=== Record extracts ===
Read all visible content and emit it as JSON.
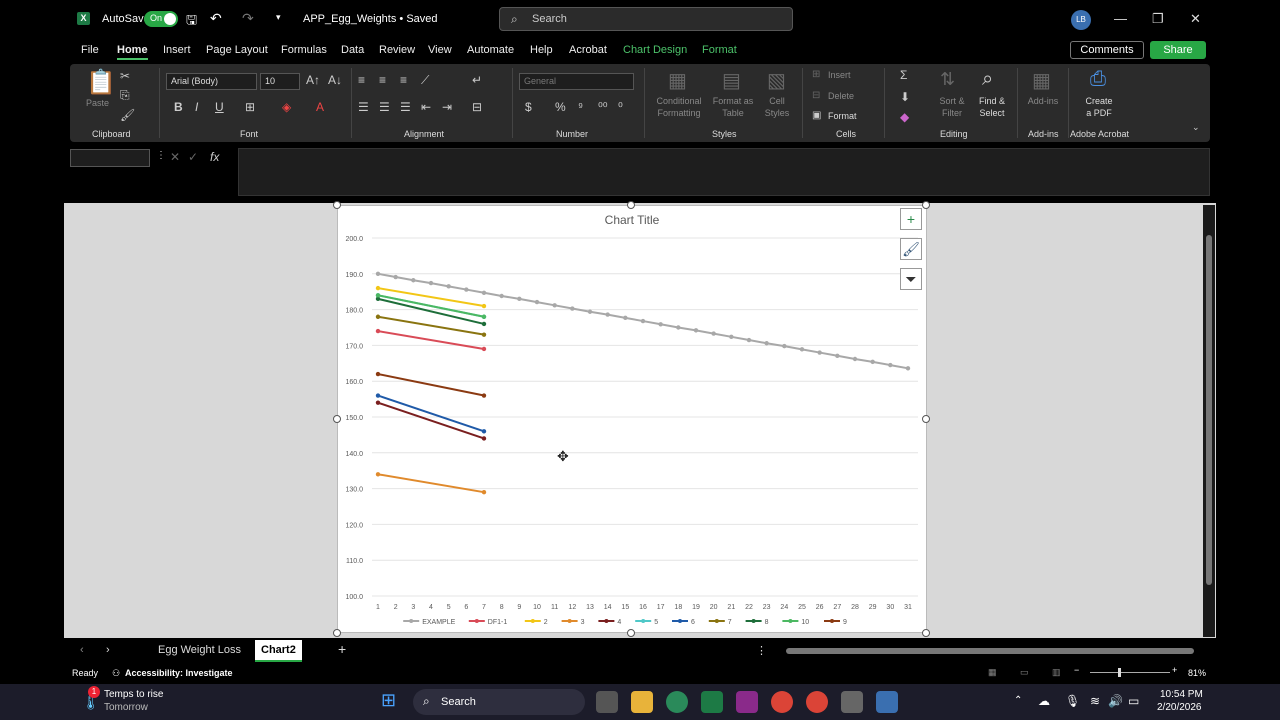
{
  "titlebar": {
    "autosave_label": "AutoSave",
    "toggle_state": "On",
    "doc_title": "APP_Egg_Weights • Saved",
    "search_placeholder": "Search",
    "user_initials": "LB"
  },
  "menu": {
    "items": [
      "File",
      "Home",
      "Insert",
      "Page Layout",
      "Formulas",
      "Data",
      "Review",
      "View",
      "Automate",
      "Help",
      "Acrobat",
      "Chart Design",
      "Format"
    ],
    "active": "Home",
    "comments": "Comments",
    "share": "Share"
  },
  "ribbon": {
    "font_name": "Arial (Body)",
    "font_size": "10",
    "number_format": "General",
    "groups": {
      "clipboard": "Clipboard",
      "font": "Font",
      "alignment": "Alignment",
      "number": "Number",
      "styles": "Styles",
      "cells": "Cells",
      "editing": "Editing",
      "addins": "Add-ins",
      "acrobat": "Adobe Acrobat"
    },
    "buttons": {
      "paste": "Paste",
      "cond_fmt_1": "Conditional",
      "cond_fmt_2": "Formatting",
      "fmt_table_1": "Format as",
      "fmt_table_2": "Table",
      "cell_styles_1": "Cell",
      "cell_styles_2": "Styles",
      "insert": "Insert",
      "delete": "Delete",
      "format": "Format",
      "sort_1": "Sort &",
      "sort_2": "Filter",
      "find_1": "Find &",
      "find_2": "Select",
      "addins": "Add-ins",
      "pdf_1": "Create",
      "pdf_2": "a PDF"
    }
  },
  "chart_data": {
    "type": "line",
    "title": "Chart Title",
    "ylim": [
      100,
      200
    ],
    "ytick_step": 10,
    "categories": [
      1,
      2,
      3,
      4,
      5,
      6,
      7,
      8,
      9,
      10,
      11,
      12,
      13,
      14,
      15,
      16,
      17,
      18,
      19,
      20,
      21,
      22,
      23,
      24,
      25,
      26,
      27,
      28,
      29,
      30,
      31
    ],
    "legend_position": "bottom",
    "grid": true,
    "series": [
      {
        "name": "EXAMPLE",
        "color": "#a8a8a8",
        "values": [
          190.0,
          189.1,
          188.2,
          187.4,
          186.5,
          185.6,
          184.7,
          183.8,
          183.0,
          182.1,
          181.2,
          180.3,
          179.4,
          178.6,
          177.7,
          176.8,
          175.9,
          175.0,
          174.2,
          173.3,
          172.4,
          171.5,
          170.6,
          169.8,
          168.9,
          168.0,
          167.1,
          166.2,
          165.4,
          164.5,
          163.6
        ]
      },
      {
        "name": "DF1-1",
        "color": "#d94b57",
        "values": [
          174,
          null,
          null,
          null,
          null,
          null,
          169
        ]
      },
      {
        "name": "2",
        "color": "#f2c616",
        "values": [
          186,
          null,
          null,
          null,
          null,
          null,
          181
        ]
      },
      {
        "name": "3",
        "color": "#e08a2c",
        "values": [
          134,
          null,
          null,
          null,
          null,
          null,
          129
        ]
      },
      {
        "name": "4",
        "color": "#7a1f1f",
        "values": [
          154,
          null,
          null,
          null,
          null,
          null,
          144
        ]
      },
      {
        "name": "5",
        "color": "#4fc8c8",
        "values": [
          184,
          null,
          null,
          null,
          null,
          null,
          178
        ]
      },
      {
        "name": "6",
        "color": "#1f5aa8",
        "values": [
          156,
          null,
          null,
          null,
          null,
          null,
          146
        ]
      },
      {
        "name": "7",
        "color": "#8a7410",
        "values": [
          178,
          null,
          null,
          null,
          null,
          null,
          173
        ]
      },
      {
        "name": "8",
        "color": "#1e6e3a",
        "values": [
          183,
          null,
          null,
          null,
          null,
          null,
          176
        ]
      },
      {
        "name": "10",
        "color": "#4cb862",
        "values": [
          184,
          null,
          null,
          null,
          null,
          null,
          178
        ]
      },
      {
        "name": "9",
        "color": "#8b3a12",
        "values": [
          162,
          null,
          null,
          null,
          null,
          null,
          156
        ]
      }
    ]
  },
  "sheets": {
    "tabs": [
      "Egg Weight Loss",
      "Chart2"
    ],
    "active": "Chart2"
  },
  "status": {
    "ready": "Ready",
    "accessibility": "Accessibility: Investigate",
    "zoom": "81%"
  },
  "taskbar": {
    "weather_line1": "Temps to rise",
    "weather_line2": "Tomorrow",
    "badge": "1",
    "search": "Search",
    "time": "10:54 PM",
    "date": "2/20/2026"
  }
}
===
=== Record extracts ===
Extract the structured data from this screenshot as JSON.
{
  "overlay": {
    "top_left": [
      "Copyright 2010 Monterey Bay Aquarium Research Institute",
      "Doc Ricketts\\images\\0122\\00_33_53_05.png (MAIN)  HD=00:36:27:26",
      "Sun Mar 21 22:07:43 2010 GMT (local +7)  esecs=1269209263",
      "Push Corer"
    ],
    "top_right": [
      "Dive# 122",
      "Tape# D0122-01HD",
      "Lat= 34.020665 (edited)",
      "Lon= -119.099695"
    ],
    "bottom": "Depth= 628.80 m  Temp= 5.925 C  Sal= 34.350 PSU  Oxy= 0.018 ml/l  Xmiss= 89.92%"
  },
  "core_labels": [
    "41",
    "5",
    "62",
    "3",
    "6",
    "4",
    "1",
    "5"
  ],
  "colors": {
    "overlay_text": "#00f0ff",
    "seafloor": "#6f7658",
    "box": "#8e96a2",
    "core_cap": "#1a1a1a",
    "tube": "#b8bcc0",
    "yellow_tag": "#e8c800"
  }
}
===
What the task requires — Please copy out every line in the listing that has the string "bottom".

Answer to this problem —
    "legend_position": "bottom",
    "bottom": "Depth= 628.80 m  Temp= 5.925 C  Sal= 34.350 PSU  Oxy= 0.018 ml/l  Xmiss= 89.92%"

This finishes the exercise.